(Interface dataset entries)
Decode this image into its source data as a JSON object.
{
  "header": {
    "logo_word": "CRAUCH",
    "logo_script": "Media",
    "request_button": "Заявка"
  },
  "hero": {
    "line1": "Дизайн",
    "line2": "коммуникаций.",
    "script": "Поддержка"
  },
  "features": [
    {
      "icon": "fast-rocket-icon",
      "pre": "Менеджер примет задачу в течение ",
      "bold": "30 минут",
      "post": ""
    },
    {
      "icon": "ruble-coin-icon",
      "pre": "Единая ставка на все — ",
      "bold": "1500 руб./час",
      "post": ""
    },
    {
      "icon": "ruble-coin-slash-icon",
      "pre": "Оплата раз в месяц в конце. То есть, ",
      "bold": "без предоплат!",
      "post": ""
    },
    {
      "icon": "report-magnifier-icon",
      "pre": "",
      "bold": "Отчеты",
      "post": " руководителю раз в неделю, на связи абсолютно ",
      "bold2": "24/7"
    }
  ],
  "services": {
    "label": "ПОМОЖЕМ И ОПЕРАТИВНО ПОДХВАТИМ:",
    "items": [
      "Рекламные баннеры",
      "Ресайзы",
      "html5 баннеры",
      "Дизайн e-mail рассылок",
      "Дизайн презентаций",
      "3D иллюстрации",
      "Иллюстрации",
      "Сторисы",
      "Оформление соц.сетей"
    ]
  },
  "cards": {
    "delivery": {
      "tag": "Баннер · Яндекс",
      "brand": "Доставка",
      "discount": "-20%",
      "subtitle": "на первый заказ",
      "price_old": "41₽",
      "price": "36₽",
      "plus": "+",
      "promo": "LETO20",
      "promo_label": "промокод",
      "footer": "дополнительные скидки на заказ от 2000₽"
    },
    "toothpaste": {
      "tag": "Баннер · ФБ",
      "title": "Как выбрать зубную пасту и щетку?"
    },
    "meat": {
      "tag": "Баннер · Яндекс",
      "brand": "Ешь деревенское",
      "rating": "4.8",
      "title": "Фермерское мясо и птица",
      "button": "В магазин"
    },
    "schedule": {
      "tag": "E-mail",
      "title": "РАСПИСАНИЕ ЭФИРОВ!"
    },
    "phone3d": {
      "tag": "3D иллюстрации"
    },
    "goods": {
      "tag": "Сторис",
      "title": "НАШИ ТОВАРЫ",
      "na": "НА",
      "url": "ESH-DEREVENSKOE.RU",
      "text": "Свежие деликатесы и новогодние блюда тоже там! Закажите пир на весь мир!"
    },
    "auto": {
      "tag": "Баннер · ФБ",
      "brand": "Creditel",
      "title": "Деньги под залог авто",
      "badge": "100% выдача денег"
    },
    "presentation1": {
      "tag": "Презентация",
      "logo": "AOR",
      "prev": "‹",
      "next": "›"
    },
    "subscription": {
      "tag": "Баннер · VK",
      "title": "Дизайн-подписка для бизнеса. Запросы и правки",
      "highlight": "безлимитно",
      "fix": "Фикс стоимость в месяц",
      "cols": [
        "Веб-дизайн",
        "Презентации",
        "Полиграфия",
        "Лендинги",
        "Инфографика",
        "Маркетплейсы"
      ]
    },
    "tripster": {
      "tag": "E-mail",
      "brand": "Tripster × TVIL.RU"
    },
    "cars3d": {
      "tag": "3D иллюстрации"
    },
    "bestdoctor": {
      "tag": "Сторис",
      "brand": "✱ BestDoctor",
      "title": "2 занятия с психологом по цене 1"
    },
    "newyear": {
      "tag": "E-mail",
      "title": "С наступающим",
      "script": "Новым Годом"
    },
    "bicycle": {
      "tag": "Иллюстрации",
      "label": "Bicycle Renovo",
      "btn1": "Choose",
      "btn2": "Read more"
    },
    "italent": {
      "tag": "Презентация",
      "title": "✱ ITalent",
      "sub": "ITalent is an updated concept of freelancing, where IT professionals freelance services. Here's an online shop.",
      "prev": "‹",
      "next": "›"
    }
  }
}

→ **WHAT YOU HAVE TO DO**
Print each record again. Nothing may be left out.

→ **RESULT OF THIS EXERCISE**
Decode this image into its source data as a JSON object.
{
  "header": {
    "logo_word": "CRAUCH",
    "logo_script": "Media",
    "request_button": "Заявка"
  },
  "hero": {
    "line1": "Дизайн",
    "line2": "коммуникаций.",
    "script": "Поддержка"
  },
  "features": [
    {
      "icon": "fast-rocket-icon",
      "pre": "Менеджер примет задачу в течение ",
      "bold": "30 минут",
      "post": ""
    },
    {
      "icon": "ruble-coin-icon",
      "pre": "Единая ставка на все — ",
      "bold": "1500 руб./час",
      "post": ""
    },
    {
      "icon": "ruble-coin-slash-icon",
      "pre": "Оплата раз в месяц в конце. То есть, ",
      "bold": "без предоплат!",
      "post": ""
    },
    {
      "icon": "report-magnifier-icon",
      "pre": "",
      "bold": "Отчеты",
      "post": " руководителю раз в неделю, на связи абсолютно ",
      "bold2": "24/7"
    }
  ],
  "services": {
    "label": "ПОМОЖЕМ И ОПЕРАТИВНО ПОДХВАТИМ:",
    "items": [
      "Рекламные баннеры",
      "Ресайзы",
      "html5 баннеры",
      "Дизайн e-mail рассылок",
      "Дизайн презентаций",
      "3D иллюстрации",
      "Иллюстрации",
      "Сторисы",
      "Оформление соц.сетей"
    ]
  },
  "cards": {
    "delivery": {
      "tag": "Баннер · Яндекс",
      "brand": "Доставка",
      "discount": "-20%",
      "subtitle": "на первый заказ",
      "price_old": "41₽",
      "price": "36₽",
      "plus": "+",
      "promo": "LETO20",
      "promo_label": "промокод",
      "footer": "дополнительные скидки на заказ от 2000₽"
    },
    "toothpaste": {
      "tag": "Баннер · ФБ",
      "title": "Как выбрать зубную пасту и щетку?"
    },
    "meat": {
      "tag": "Баннер · Яндекс",
      "brand": "Ешь деревенское",
      "rating": "4.8",
      "title": "Фермерское мясо и птица",
      "button": "В магазин"
    },
    "schedule": {
      "tag": "E-mail",
      "title": "РАСПИСАНИЕ ЭФИРОВ!"
    },
    "phone3d": {
      "tag": "3D иллюстрации"
    },
    "goods": {
      "tag": "Сторис",
      "title": "НАШИ ТОВАРЫ",
      "na": "НА",
      "url": "ESH-DEREVENSKOE.RU",
      "text": "Свежие деликатесы и новогодние блюда тоже там! Закажите пир на весь мир!"
    },
    "auto": {
      "tag": "Баннер · ФБ",
      "brand": "Creditel",
      "title": "Деньги под залог авто",
      "badge": "100% выдача денег"
    },
    "presentation1": {
      "tag": "Презентация",
      "logo": "AOR",
      "prev": "‹",
      "next": "›"
    },
    "subscription": {
      "tag": "Баннер · VK",
      "title": "Дизайн-подписка для бизнеса. Запросы и правки",
      "highlight": "безлимитно",
      "fix": "Фикс стоимость в месяц",
      "cols": [
        "Веб-дизайн",
        "Презентации",
        "Полиграфия",
        "Лендинги",
        "Инфографика",
        "Маркетплейсы"
      ]
    },
    "tripster": {
      "tag": "E-mail",
      "brand": "Tripster × TVIL.RU"
    },
    "cars3d": {
      "tag": "3D иллюстрации"
    },
    "bestdoctor": {
      "tag": "Сторис",
      "brand": "✱ BestDoctor",
      "title": "2 занятия с психологом по цене 1"
    },
    "newyear": {
      "tag": "E-mail",
      "title": "С наступающим",
      "script": "Новым Годом"
    },
    "bicycle": {
      "tag": "Иллюстрации",
      "label": "Bicycle Renovo",
      "btn1": "Choose",
      "btn2": "Read more"
    },
    "italent": {
      "tag": "Презентация",
      "title": "✱ ITalent",
      "sub": "ITalent is an updated concept of freelancing, where IT professionals freelance services. Here's an online shop.",
      "prev": "‹",
      "next": "›"
    }
  }
}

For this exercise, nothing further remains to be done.